I easily came up with 22 symbols. The Rotakas language only has 12 letters and modern Hawaiian has only 13. But this alphabet of shapes and symbols doesn’t represent all the possible sounds that a language can use. English alone has 44 phonemes (distinguishable units of sound).
Some languages — Mandarin, for example — use distinguishing marks to indicate pitch. The word “ma” in Mandarin can have five distinct meanings, depending on pitch: “mom”, “hemp”, “horse”, “scold”, and an interrogative particle. Even in English, we use stress to change meanings of words, though it’s not reflected in our alphabet (inVITE is a verb; INvite is a noun). “Envelope” is pronounced entirely differently depending on whether it’s a noun or a verb. Many languages use their alphabet markings to reflect these sounds. Others include many clicks, pops, glottal stops, and other sounds possible with human speaking apparatus.
Should our new alphabet have markings to indicate all these? It should, if it’s going to be a universal one. Using basic geometric shapes, we begin to run out of possibilities. A rectangle can easily be confused with a square, if handwritten. You might write a small circle and a reader will think it’s a dot. A two-line symbol could be mistaken for repetition of the one-line symbol.
My next thought was to take a single geometric shape, such as a circle or square, and then decorate it differently for separate sounds. For example, start with a circle. There are many possibilities: filled circle, empty circle, circle within a circle, circle with a dot, bisected circle (horizontal, diagonal, vertical), circle with an X or + in it, half-filled circle (vertical or horizontal), half a circle, circle with a line on the top or bottom or side, intersecting circles, etc.
Though I couldn’t find code for all the examples I wanted, I again came up with 23 or more possibilities, just in a few seconds. It would be similar with a square (and, I think, squares are easier to draw well than circles). Perhaps combining both circles and squares would give us the 44+ sounds we want to represent.
Then I remembered Braille. It’s just two columns of three rows of raised dots (six dots), any of which can be used in combination with any other, for 64 possibilities in each cell. Later, another row was added, giving us eight dots, or 256 possibilities. It’s enough to represent every possible human phoneme, as well as punctuation marks and other symbols and shortcuts.
I looked at the digital alarm clock next to my bed and saw that each character has seven bars (four vertical and three horizontal) that can be lit or dark:
I wondered how many possibilities were available with just those seven bars.
Thinking about this brought me to my idea of a 3×3 grid (like a tic-tac-toe board but with borders). There are nine squares, any of which can be empty or filled in combination with any or all of the others. How many possibilities does this give us?
I know 29 is 512 (each of the nine squares has two possibilities: filled or empty). Or you can do the math the difficult way, as I first attempted:
All filled or all empty is two choices.
All filled except one gives us nine more options.

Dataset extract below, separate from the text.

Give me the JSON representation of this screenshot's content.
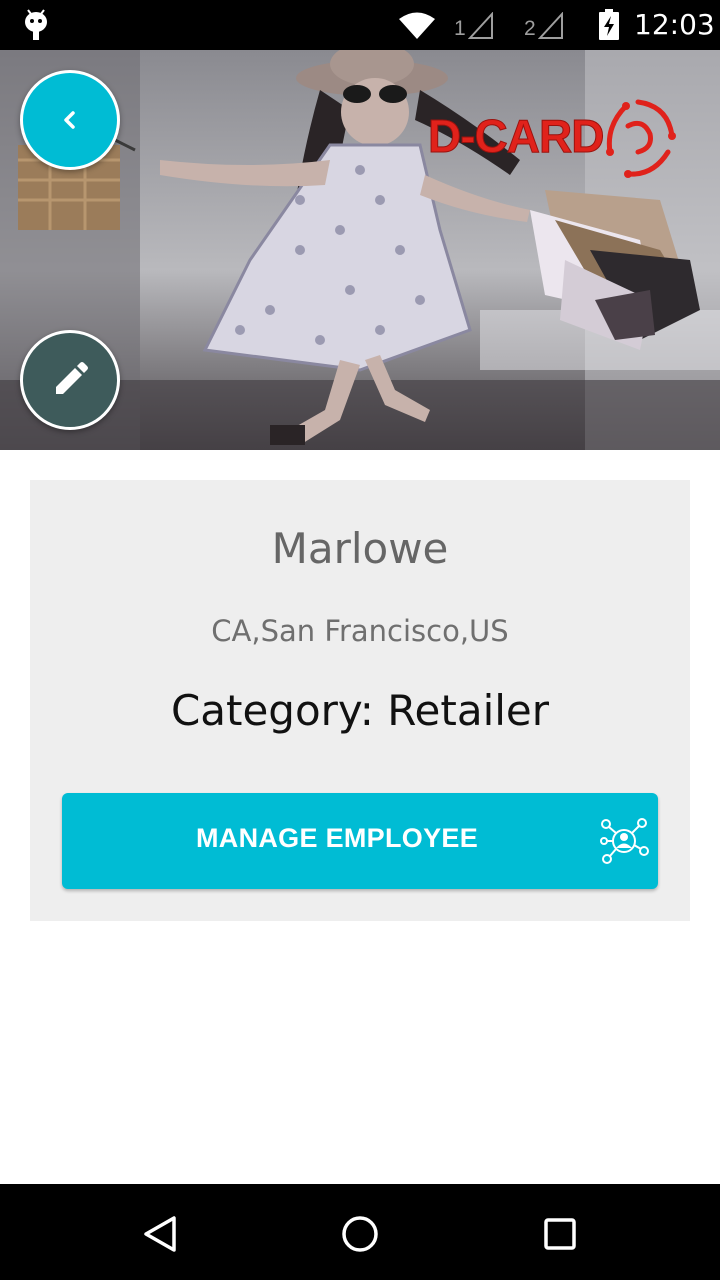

All empty except one gives us nine more choices (we’re at 20 now, if you’re keeping score).
All filled except two adds 36 options (56 total).
All empty except two adds 36 options (92 total).
I quit trying right there, realizing it was going to get difficult and time consuming. The point I quickly realized is that a 3×3 grid is easier to draw than the 2×8 expanded Braille grid, and gives you one more square. It could be drawn either as a grid of squares (my original idea) or a grid of dots — like Braille — and still mean the same thing. See the following two examples, which both utilize spots 1, 5, 6, and 8.
What was the point of all this thinking, you might ask?
Nothing at all. I was just lying in bed, hoping to fall asleep. After this had run through my mind for 10 minutes or so, I scribbled a note in a notebook about it, dating it 2016.07.13, and then fell asleep. But I record the idea here, in case anyone has thought along similar lines.